Australian Christmas Traditions
It's a strange proposition: celebrating Christmas in the middle of summer, when it's more than 30ºC outside. Yet Australians and inhabitants of New Zealand, who live on the Earth's Southern Hemisphere, have no other choice…
When you read the Bible story about Joseph and Mary's search for shelter it becomes clear pretty quickly: it was a cold night there in Bethlehem, more than 2000 years ago. That is why some Australians choose to celebrate Christmas in June or July, when it's - relatively - chilly in Oceania. This is not a widespread phenomenon, though: celebrating Christmas in July is kind of like holding the Winter Olympics in Hawaii.
So instead Australians make the most of what they've got, and simply take to the beach on Christmas Day. Sydney's Bondi Beach is one of the most popular gathering places, and features an enormous Christmas tree and plenty of people sporting red bathing suits - some of them even braving the summer sun in Santa hats.
Barbecued Turkey?Australians are famous for their fondness of barbecues, so it is only natural that many of them choose to flamegrill their Christmas dinner, too. Turkey on the barbie: you'll have to agree that it doesn't sound half bad. Ham and pork are other meat favourites, and the highlight of the Christmas dinner is traditionally the Christmas plum pudding.

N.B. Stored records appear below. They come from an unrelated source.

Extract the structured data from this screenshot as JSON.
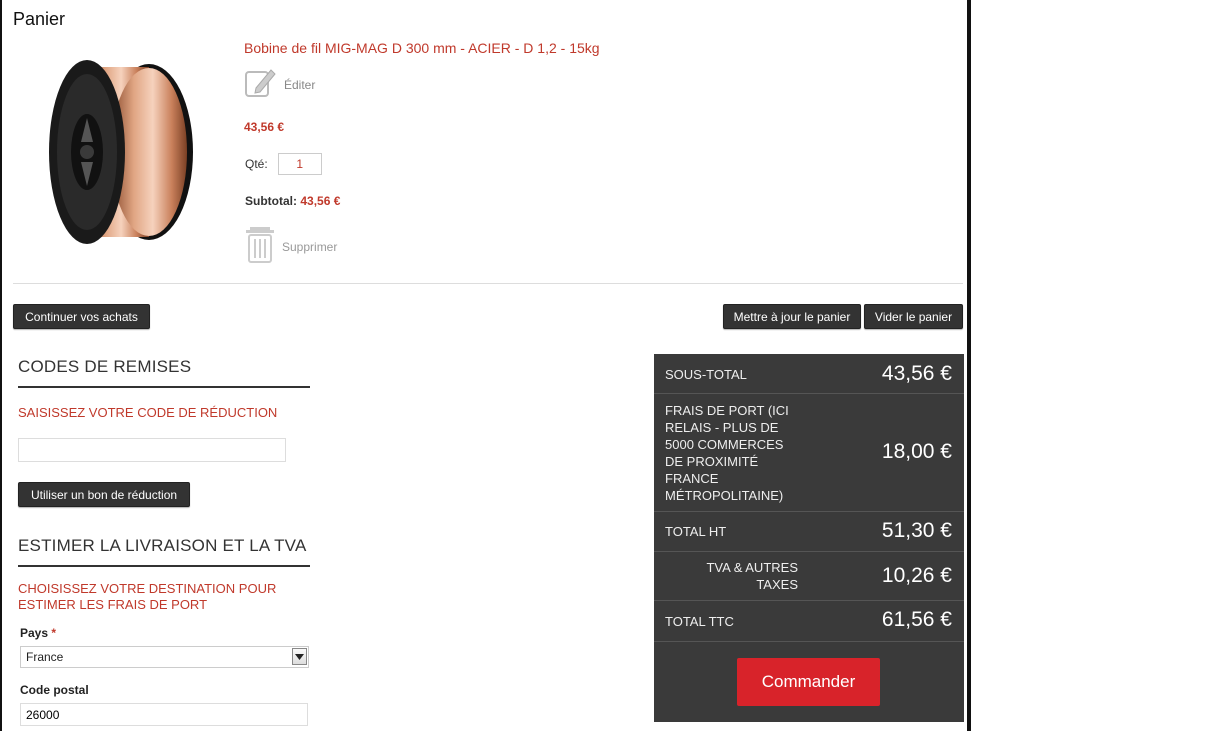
{
  "cart": {
    "title": "Panier",
    "product": {
      "name": "Bobine de fil MIG-MAG D 300 mm - ACIER - D 1,2 - 15kg",
      "edit_label": "Éditer",
      "price": "43,56 €",
      "qty_label": "Qté:",
      "qty_value": "1",
      "subtotal_label": "Subtotal:",
      "subtotal_value": "43,56 €",
      "delete_label": "Supprimer",
      "image_icon": "wire-spool-image"
    },
    "buttons": {
      "continue": "Continuer vos achats",
      "update": "Mettre à jour le panier",
      "empty": "Vider le panier"
    }
  },
  "discount": {
    "heading": "CODES DE REMISES",
    "label": "SAISISSEZ VOTRE CODE DE RÉDUCTION",
    "input_value": "",
    "button": "Utiliser un bon de réduction"
  },
  "shipping": {
    "heading": "ESTIMER LA LIVRAISON ET LA TVA",
    "label": "CHOISISSEZ VOTRE DESTINATION POUR ESTIMER LES FRAIS DE PORT",
    "country_label": "Pays",
    "required_mark": "*",
    "country_value": "France",
    "postcode_label": "Code postal",
    "postcode_value": "26000"
  },
  "totals": {
    "rows": [
      {
        "label": "SOUS-TOTAL",
        "value": "43,56 €"
      },
      {
        "label": "FRAIS DE PORT (ICI RELAIS - PLUS DE 5000 COMMERCES DE PROXIMITÉ FRANCE MÉTROPOLITAINE)",
        "value": "18,00 €"
      },
      {
        "label": "TOTAL HT",
        "value": "51,30 €"
      },
      {
        "label": "TVA & AUTRES TAXES",
        "value": "10,26 €"
      },
      {
        "label": "TOTAL TTC",
        "value": "61,56 €"
      }
    ],
    "checkout_button": "Commander"
  },
  "colors": {
    "accent_red": "#c0392b",
    "checkout_red": "#d8232a",
    "totals_bg": "#3a3a3a",
    "button_dark": "#333333"
  }
}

It is of course served doused in spirits and flaming: Australians are notoriously nuts about fireworks - of any kind.
Back in the day of the English settlers, when the goldrush was in full swing in Australia, rich families had a little nugget of gold baked into their Christmas puddings. This tradition is kept alive still - albeit on a somewhat more modest scale. Nowadays a good luck charm is hidden inside the pudding, and this is meant to protect the person who finds it from bad luck and to bring them good fortune.

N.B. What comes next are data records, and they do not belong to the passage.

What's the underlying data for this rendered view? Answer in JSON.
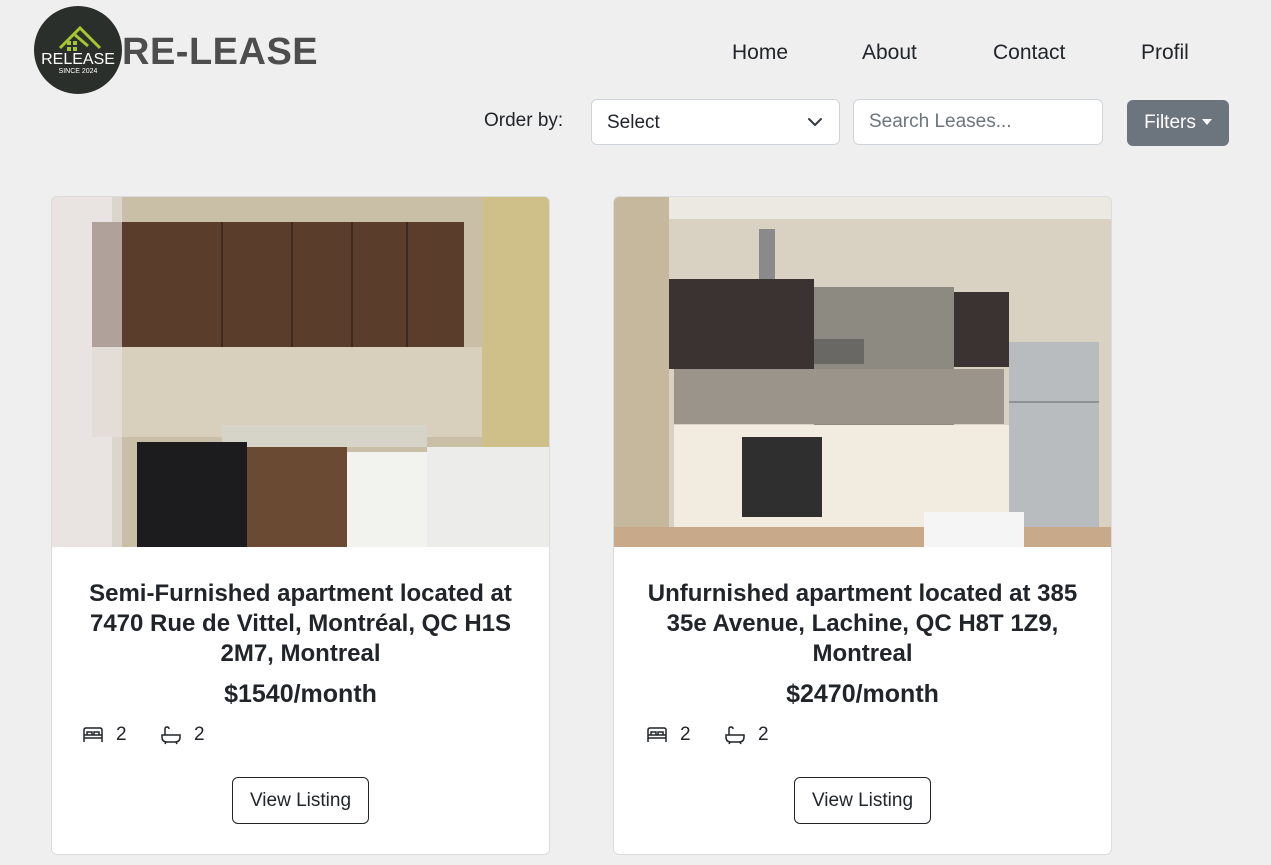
{
  "header": {
    "logo_text": "RELEASE",
    "logo_subtext": "SINCE 2024",
    "brand": "RE-LEASE",
    "nav": [
      "Home",
      "About",
      "Contact",
      "Profil"
    ]
  },
  "toolbar": {
    "order_label": "Order by:",
    "order_select": "Select",
    "search_placeholder": "Search Leases...",
    "filters_label": "Filters"
  },
  "listings": [
    {
      "title": "Semi-Furnished apartment located at 7470 Rue de Vittel, Montréal, QC H1S 2M7, Montreal",
      "price": "$1540/month",
      "bedrooms": "2",
      "bathrooms": "2",
      "button": "View Listing"
    },
    {
      "title": "Unfurnished apartment located at 385 35e Avenue, Lachine, QC H8T 1Z9, Montreal",
      "price": "$2470/month",
      "bedrooms": "2",
      "bathrooms": "2",
      "button": "View Listing"
    }
  ],
  "icons": {
    "bed": "bed-icon",
    "bath": "bath-icon",
    "chevron": "chevron-down-icon"
  },
  "colors": {
    "background": "#efefef",
    "filters_button": "#6c757d",
    "brand_text": "#4d4d4d",
    "logo_bg": "#2b2f2b",
    "logo_accent": "#a6c630"
  }
}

Plant the TreeAs mentioned before, the Australians sure do like their fireworks. The tremendously beautiful display they put on every New Year's Eve over the Sydney Harbour Bridge is the best proof of that. But it doesn't always have to be as grand to be impressive, though, as is demonstrated by the Carols by Candlelight tradition, which began in 1937. Every Christmas Eve in Melbourne, tens of thousands of people clutching candles assemble in the city streets to sing Christmas carols. The effect is simply magical: the city twinkles and gleams and it seems as though the flames of the candles are dancing to the melody of the songs being sung.

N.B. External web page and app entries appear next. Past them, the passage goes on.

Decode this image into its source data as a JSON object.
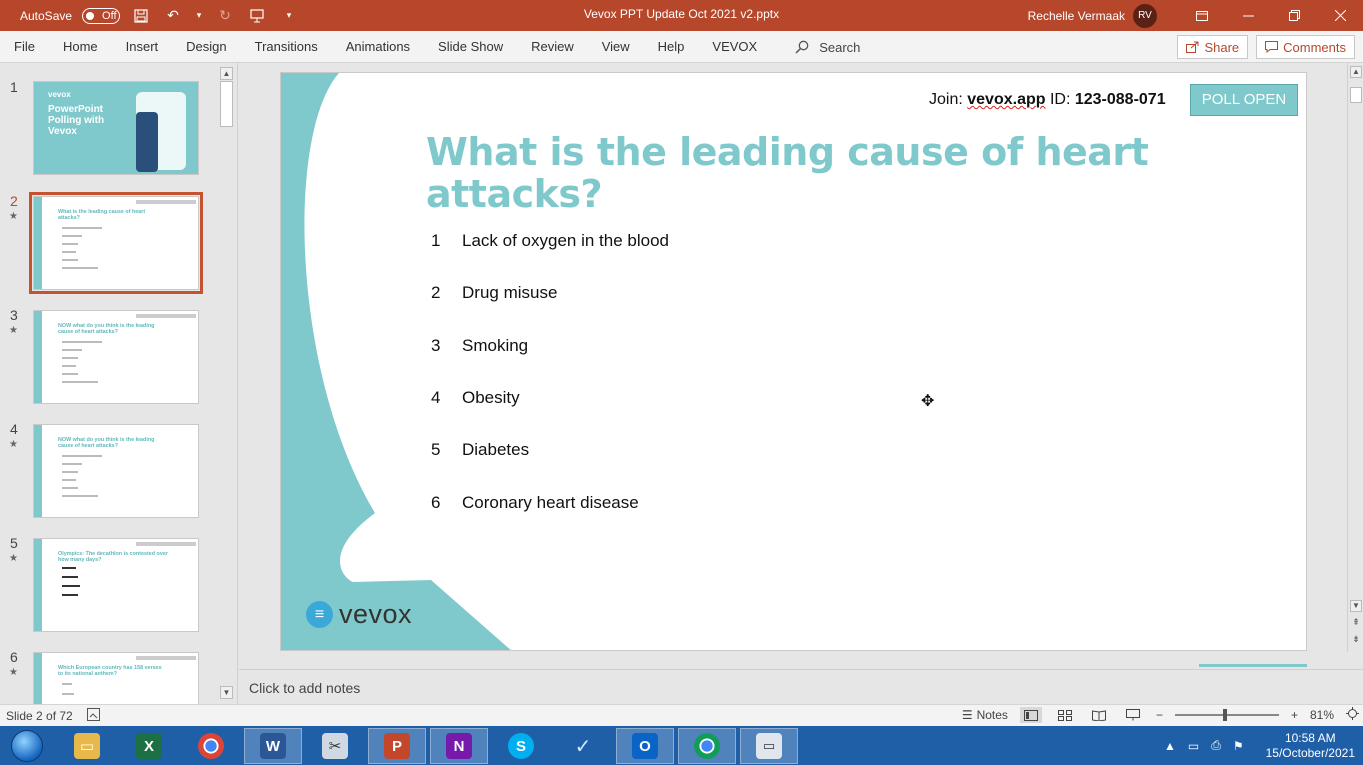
{
  "titlebar": {
    "autosave_label": "AutoSave",
    "autosave_state": "Off",
    "document_title": "Vevox PPT Update Oct 2021 v2.pptx",
    "user_name": "Rechelle Vermaak",
    "user_initials": "RV",
    "accent_color": "#b7472a"
  },
  "ribbon": {
    "tabs": [
      "File",
      "Home",
      "Insert",
      "Design",
      "Transitions",
      "Animations",
      "Slide Show",
      "Review",
      "View",
      "Help",
      "VEVOX"
    ],
    "search_label": "Search",
    "share_label": "Share",
    "comments_label": "Comments"
  },
  "thumbnails": [
    {
      "number": "1",
      "starred": false,
      "title": "PowerPoint Polling with Vevox",
      "brand": "vevox"
    },
    {
      "number": "2",
      "starred": true,
      "title": "What is the leading cause of heart attacks?"
    },
    {
      "number": "3",
      "starred": true,
      "title": "NOW what do you think is the leading cause of heart attacks?"
    },
    {
      "number": "4",
      "starred": true,
      "title": "NOW what do you think is the leading cause of heart attacks?"
    },
    {
      "number": "5",
      "starred": true,
      "title": "Olympics: The decathlon is contested over how many days?"
    },
    {
      "number": "6",
      "starred": true,
      "title": "Which European country has 158 verses to its national anthem?"
    }
  ],
  "slide": {
    "join_prefix": "Join: ",
    "join_url": "vevox.app",
    "join_id_label": " ID: ",
    "join_id": "123-088-071",
    "poll_status": "POLL OPEN",
    "question": "What is the leading cause of heart attacks?",
    "answers": [
      {
        "number": "1",
        "text": "Lack of oxygen in the blood"
      },
      {
        "number": "2",
        "text": "Drug misuse"
      },
      {
        "number": "3",
        "text": "Smoking"
      },
      {
        "number": "4",
        "text": "Obesity"
      },
      {
        "number": "5",
        "text": "Diabetes"
      },
      {
        "number": "6",
        "text": "Coronary heart disease"
      }
    ],
    "logo_text": "vevox",
    "theme_color": "#7fc9cc"
  },
  "notes": {
    "placeholder": "Click to add notes"
  },
  "statusbar": {
    "slide_counter": "Slide 2 of 72",
    "notes_label": "Notes",
    "zoom_level": "81%"
  },
  "taskbar": {
    "apps": [
      "file-explorer",
      "excel",
      "chrome",
      "word",
      "snipping-tool",
      "powerpoint",
      "onenote",
      "skype",
      "vevox",
      "outlook",
      "chrome-profile",
      "remote-desktop"
    ],
    "time": "10:58 AM",
    "date": "15/October/2021"
  }
}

It's a bit weird to place a big old pine tree in your house when it's the middle of summer (especially since Australia is not exactly known for its pine forests), so the Ozzies have come up with a different way to decorate their homes: they put Christmas Bush everywhere they can look. The plant is grown locally and bears little reddish flowers - a pretty alternative, and one that needs a lot less decorating.
Merry Christmas Mate!